The World Tribunal on Iraq—constituted by a global network of antiwar activists, scholars, and lawyers from 2003 to 2005 to document untold violations committed by the occupying forces in Iraq—demonstrated the diversity, capaciousness, and sophistication of the movement that emerged across the globe to stop the war. This movement, acting “for the love of humanity” in its determined resistance to the imperial plunder of Iraq, affirmed the possibility of another internationalism in the twenty-first century. Its politics of transnational solidarity was anti-militarist but not, for that reason, uncombative. While its intervention into world affairs demonstrated the impasses of a transnational politics of human rights with anti-imperialist commitments, across the world, antiwar movements gave voice to the utter loss of legitimacy the United States and its allies continue to suffer in matters of global peace and justice.

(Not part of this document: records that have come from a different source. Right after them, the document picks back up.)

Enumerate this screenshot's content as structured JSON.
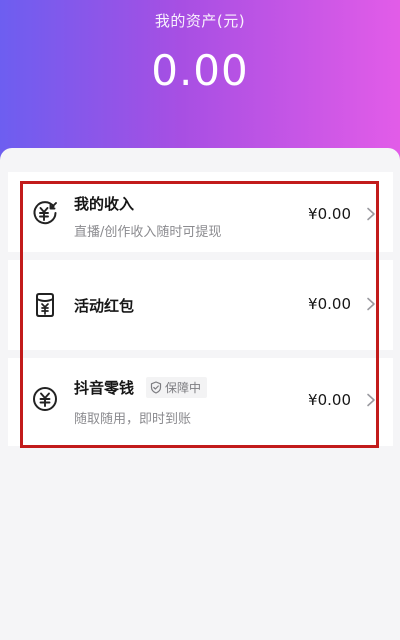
{
  "header": {
    "title": "我的资产(元)",
    "amount": "0.00"
  },
  "rows": [
    {
      "title": "我的收入",
      "subtitle": "直播/创作收入随时可提现",
      "amount": "¥0.00",
      "icon": "income-yuan-icon"
    },
    {
      "title": "活动红包",
      "amount": "¥0.00",
      "icon": "red-packet-icon"
    },
    {
      "title": "抖音零钱",
      "badge": "保障中",
      "subtitle": "随取随用，即时到账",
      "amount": "¥0.00",
      "icon": "wallet-yuan-icon"
    }
  ],
  "colors": {
    "gradient_start": "#6d5ef0",
    "gradient_end": "#e25ce8",
    "highlight_border": "#c21b1b"
  }
}
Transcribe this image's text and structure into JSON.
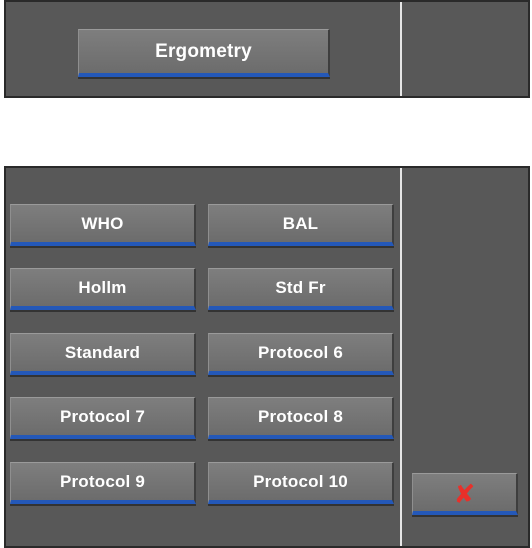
{
  "header": {
    "ergometry_label": "Ergometry"
  },
  "protocols": {
    "items": [
      {
        "label": "WHO"
      },
      {
        "label": "BAL"
      },
      {
        "label": "Hollm"
      },
      {
        "label": "Std Fr"
      },
      {
        "label": "Standard"
      },
      {
        "label": "Protocol 6"
      },
      {
        "label": "Protocol 7"
      },
      {
        "label": "Protocol 8"
      },
      {
        "label": "Protocol 9"
      },
      {
        "label": "Protocol 10"
      }
    ]
  },
  "close": {
    "icon": "✘",
    "icon_name": "close-x-icon",
    "icon_color": "#e8302a"
  },
  "colors": {
    "panel_bg": "#585858",
    "button_bg": "#757575",
    "button_accent": "#2458b8",
    "divider": "#e6e6e6"
  }
}
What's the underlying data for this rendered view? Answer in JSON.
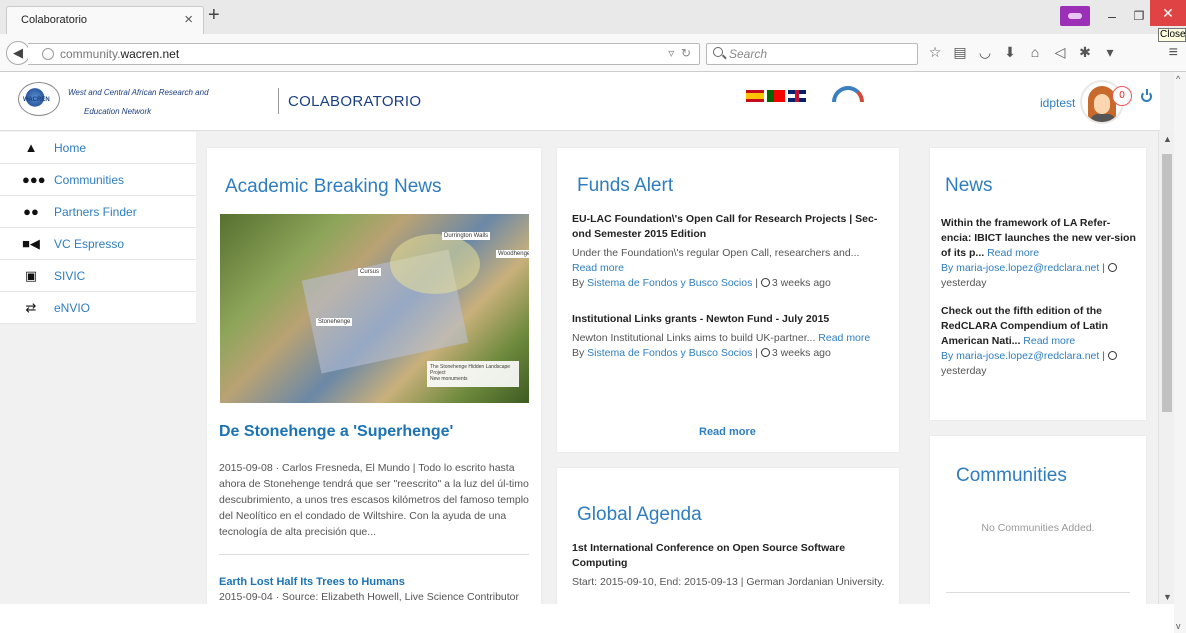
{
  "browser": {
    "tab_title": "Colaboratorio",
    "url_prefix": "community.",
    "url_domain": "wacren.net",
    "search_placeholder": "Search",
    "close_tooltip": "Close",
    "icons": [
      "star-icon",
      "reading-list-icon",
      "pocket-icon",
      "download-icon",
      "home-icon",
      "send-icon",
      "extension-icon",
      "menu-icon"
    ]
  },
  "header": {
    "logo_line1": "West and Central African Research and",
    "logo_line2": "Education Network",
    "logo_mark": "WACREN",
    "title": "COLABORATORIO",
    "username": "idptest",
    "notifications": "0"
  },
  "sidebar": {
    "items": [
      {
        "label": "Home",
        "icon": "home-icon"
      },
      {
        "label": "Communities",
        "icon": "communities-icon"
      },
      {
        "label": "Partners Finder",
        "icon": "partners-icon"
      },
      {
        "label": "VC Espresso",
        "icon": "video-camera-icon"
      },
      {
        "label": "SIVIC",
        "icon": "sivic-icon"
      },
      {
        "label": "eNVIO",
        "icon": "exchange-icon"
      }
    ]
  },
  "academic": {
    "heading": "Academic Breaking News",
    "image_labels": [
      "Durrington Walls",
      "Cursus",
      "Stonehenge",
      "Woodhenge",
      "The Stonehenge Hidden Landscape Project",
      "New monuments"
    ],
    "article_title": "De Stonehenge a 'Superhenge'",
    "article_date": "2015-09-08",
    "article_body": "· Carlos Fresneda, El Mundo | Todo lo escrito hasta ahora de Stonehenge tendrá que ser \"reescrito\" a la luz del úl-timo descubrimiento, a unos tres escasos kilómetros del famoso templo del Neolítico en el condado de Wiltshire. Con la ayuda de una tecnología de alta precisión que...",
    "article2_title": "Earth Lost Half Its Trees to Humans",
    "article2_date": "2015-09-04",
    "article2_meta": " · Source: Elizabeth Howell, Live Science Contributor"
  },
  "funds": {
    "heading": "Funds Alert",
    "items": [
      {
        "title": "EU-LAC Foundation\\'s Open Call for Research Projects | Sec-ond Semester 2015 Edition",
        "excerpt": "Under the Foundation\\'s regular Open Call, researchers and...",
        "read_more": "Read more",
        "by": "By ",
        "author": "Sistema de Fondos y Busco Socios",
        "when": "3 weeks ago"
      },
      {
        "title": "Institutional Links grants - Newton Fund - July 2015",
        "excerpt": "Newton Institutional Links aims to build UK-partner...",
        "read_more": "Read more",
        "by": "By ",
        "author": "Sistema de Fondos y Busco Socios",
        "when": "3 weeks ago"
      }
    ],
    "read_more_all": "Read more"
  },
  "agenda": {
    "heading": "Global Agenda",
    "item_title": "1st International Conference on Open Source Software Computing",
    "item_meta": "Start: 2015-09-10, End: 2015-09-13 | German Jordanian University."
  },
  "news": {
    "heading": "News",
    "items": [
      {
        "title": "Within the framework of LA Refer-encia: IBICT launches the new ver-sion of its p...",
        "read_more": "Read more",
        "author": "By maria-jose.lopez@redclara.net",
        "when": "yesterday"
      },
      {
        "title": "Check out the fifth edition of the RedCLARA Compendium of Latin American Nati...",
        "read_more": "Read more",
        "author": "By maria-jose.lopez@redclara.net",
        "when": "yesterday"
      }
    ]
  },
  "communities": {
    "heading": "Communities",
    "empty": "No Communities Added."
  },
  "colors": {
    "accent": "#2f7dbf",
    "title_blue": "#1b3f83",
    "link_blue": "#1b73b5",
    "close_red": "#e04343",
    "private_purple": "#9b2fb5"
  }
}
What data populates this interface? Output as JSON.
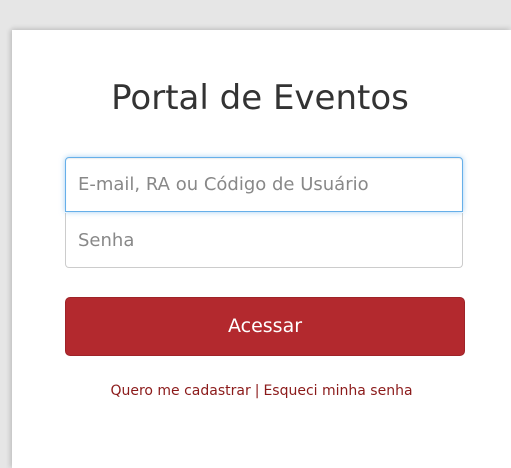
{
  "card": {
    "title": "Portal de Eventos",
    "login_field": {
      "placeholder": "E-mail, RA ou Código de Usuário",
      "value": ""
    },
    "password_field": {
      "placeholder": "Senha",
      "value": ""
    },
    "submit_label": "Acessar",
    "register_link": "Quero me cadastrar",
    "separator": "|",
    "forgot_link": "Esqueci minha senha"
  },
  "colors": {
    "button_bg": "#b3292e",
    "link": "#8b1a1a",
    "focus_border": "#66afe9"
  }
}
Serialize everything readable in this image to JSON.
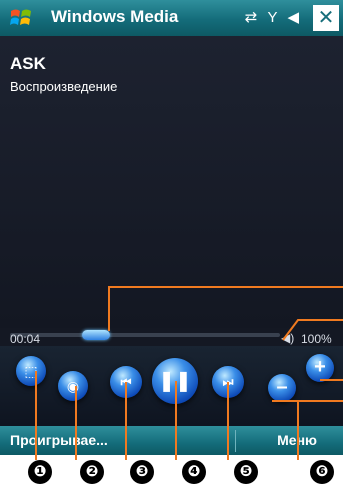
{
  "titlebar": {
    "title": "Windows Media",
    "start_icon": "windows-logo-icon",
    "status_icons": [
      "connectivity-icon",
      "signal-off-icon",
      "speaker-icon"
    ],
    "close_label": "✕"
  },
  "media": {
    "title": "ASK",
    "status": "Воспроизведение"
  },
  "seekbar": {
    "elapsed": "00:04",
    "position": 0.32
  },
  "volume": {
    "icon": "speaker-icon",
    "value": "100%"
  },
  "controls": [
    {
      "name": "fullscreen-icon",
      "glyph": "⬚"
    },
    {
      "name": "web-icon",
      "glyph": "◉"
    },
    {
      "name": "previous-track-icon",
      "glyph": "⏮"
    },
    {
      "name": "pause-icon",
      "glyph": "❚❚"
    },
    {
      "name": "next-track-icon",
      "glyph": "⏭"
    },
    {
      "name": "volume-down-icon",
      "glyph": "–"
    },
    {
      "name": "volume-up-icon",
      "glyph": "+"
    }
  ],
  "menubar": {
    "left": "Проигрывае...",
    "right": "Меню"
  },
  "callouts": [
    "❶",
    "❷",
    "❸",
    "❹",
    "❺",
    "❻"
  ],
  "colors": {
    "titlebar": "#146c7a",
    "accent_orange": "#f07a20",
    "button_blue": "#2f7fe0"
  }
}
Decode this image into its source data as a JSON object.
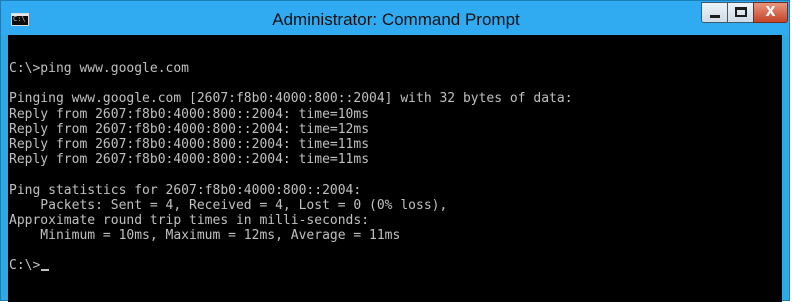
{
  "window": {
    "title": "Administrator: Command Prompt",
    "icon": "console-icon",
    "icon_glyph": "C:\\",
    "controls": {
      "minimize": "minimize-icon",
      "maximize": "maximize-icon",
      "close": "close-icon",
      "close_glyph": "X",
      "close_color": "#c4442a"
    },
    "frame_color": "#30aaf0"
  },
  "console": {
    "background": "#000000",
    "foreground": "#c0c0c0",
    "lines": [
      "C:\\>ping www.google.com",
      "",
      "Pinging www.google.com [2607:f8b0:4000:800::2004] with 32 bytes of data:",
      "Reply from 2607:f8b0:4000:800::2004: time=10ms",
      "Reply from 2607:f8b0:4000:800::2004: time=12ms",
      "Reply from 2607:f8b0:4000:800::2004: time=11ms",
      "Reply from 2607:f8b0:4000:800::2004: time=11ms",
      "",
      "Ping statistics for 2607:f8b0:4000:800::2004:",
      "    Packets: Sent = 4, Received = 4, Lost = 0 (0% loss),",
      "Approximate round trip times in milli-seconds:",
      "    Minimum = 10ms, Maximum = 12ms, Average = 11ms",
      "",
      "C:\\>"
    ]
  }
}
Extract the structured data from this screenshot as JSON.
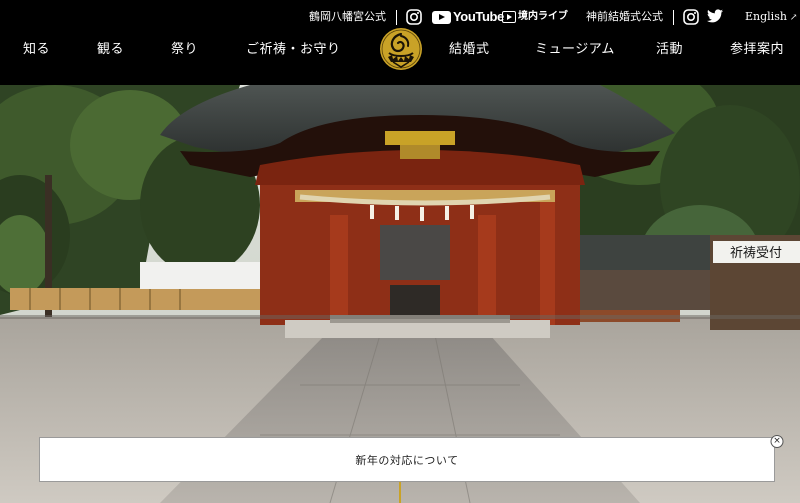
{
  "header": {
    "utility": {
      "site_name": "鶴岡八幡宮公式",
      "youtube": "YouTube",
      "live": "境内ライブ",
      "wedding": "神前結婚式公式",
      "english": "English",
      "external_arrow": "↗"
    },
    "nav": {
      "left": [
        "知る",
        "観る",
        "祭り",
        "ご祈祷・お守り"
      ],
      "right": [
        "結婚式",
        "ミュージアム",
        "活動",
        "参拝案内"
      ]
    }
  },
  "hero": {
    "signboard": "祈祷受付"
  },
  "notice": {
    "text": "新年の対応について",
    "close_symbol": "×"
  },
  "colors": {
    "header_bg": "#000000",
    "crest_gold": "#c9a227",
    "shrine_red": "#a63a1c"
  },
  "icons": [
    "instagram-icon",
    "youtube-icon",
    "live-camera-icon",
    "twitter-icon",
    "crest-icon",
    "close-icon"
  ]
}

After the disastrous consequences of the invasions of Afghanistan and Iraq, is “humanitarian intervention” to decline as a paradigm in international affairs? This is improbable as long as disagreements rage on the ethics and politics of violence and there exists desire for extending solidarity to humanity across differences and borders. The question is: if humanity is to be defended, who must do the defending, how, and with which consequences? Beyond humanity, if life on earth is to thrive or survive, who or what must take responsibility for what appears to be an impending catastrophe?
Such questions cannot be settled once and for all; each generation has to confront them anew. Any volunteer for this task—from the anti-capitalist activist to the humanitarian warrior—must acknowledge the continuum of intervention that is already in place across time and space. In the last century, Walter Benjamin observed: “The tradition of the oppressed teaches us that ‘the state of emergency’ in which we live is not the exception but the rule. We must attain to a conception of history that is in keeping with this insight.” If our task, as Benjamin maintained, is to bring about “a real state of emergency,” it is neither late nor too early to imagine what that may be.
 Talal Asad (2010), “Thinking about terrorism and just war,” Cambridge Review of
International Affairs, 23:1, 3-24; Talal Asad (2015), “Reflections on Violence, Law and Humanitarianism,” Critical Inquiry, 41:2.
 Thomas Cushman, “Introduction,” in Thomas Cushman, ed. (2005), A Matter of Principle: Humanitarian Arguments for War in Iraq (Berkeley: University of California Press), p. 5.
 Ayça Çubukçu (2018), For the Love of Humanity: the World Tribunal on Iraq (Philadelphia: University of Pennsylvania Press).